─── DATA TO PROCESS
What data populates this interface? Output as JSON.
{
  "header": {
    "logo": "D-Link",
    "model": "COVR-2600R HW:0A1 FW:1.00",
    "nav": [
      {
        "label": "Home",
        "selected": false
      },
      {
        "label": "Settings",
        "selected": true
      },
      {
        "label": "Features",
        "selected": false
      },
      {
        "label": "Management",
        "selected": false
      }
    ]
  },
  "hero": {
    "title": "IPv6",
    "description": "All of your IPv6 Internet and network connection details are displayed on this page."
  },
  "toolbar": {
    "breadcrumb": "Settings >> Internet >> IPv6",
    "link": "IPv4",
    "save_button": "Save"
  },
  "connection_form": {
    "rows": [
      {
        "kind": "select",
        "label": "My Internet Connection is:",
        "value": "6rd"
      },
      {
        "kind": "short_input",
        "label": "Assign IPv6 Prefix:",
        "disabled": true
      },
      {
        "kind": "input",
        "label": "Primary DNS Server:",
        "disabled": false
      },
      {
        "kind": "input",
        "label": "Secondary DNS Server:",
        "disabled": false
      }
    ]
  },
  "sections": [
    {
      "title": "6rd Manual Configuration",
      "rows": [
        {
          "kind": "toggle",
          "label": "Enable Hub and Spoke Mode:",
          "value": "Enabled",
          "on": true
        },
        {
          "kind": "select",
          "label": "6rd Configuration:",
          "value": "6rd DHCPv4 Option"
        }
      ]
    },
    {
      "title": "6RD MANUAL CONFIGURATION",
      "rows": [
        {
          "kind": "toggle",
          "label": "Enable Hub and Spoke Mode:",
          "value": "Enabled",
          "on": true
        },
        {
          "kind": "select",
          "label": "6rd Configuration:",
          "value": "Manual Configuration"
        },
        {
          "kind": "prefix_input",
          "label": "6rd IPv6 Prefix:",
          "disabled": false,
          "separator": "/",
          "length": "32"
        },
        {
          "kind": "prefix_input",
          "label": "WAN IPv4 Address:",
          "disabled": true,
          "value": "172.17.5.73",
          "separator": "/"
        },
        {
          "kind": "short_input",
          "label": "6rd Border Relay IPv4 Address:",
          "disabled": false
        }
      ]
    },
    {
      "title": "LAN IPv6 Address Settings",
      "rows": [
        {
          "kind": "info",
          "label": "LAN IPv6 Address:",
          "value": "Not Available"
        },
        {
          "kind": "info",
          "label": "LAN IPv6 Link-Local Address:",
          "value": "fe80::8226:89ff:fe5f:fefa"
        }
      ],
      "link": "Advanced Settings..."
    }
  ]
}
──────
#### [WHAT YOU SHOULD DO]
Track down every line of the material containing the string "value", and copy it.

#### [EXERCISE OUTPUT]
        "value": "6rd"
          "value": "Enabled",
          "value": "6rd DHCPv4 Option"
          "value": "Enabled",
          "value": "Manual Configuration"
          "value": "172.17.5.73",
          "value": "Not Available"
          "value": "fe80::8226:89ff:fe5f:fefa"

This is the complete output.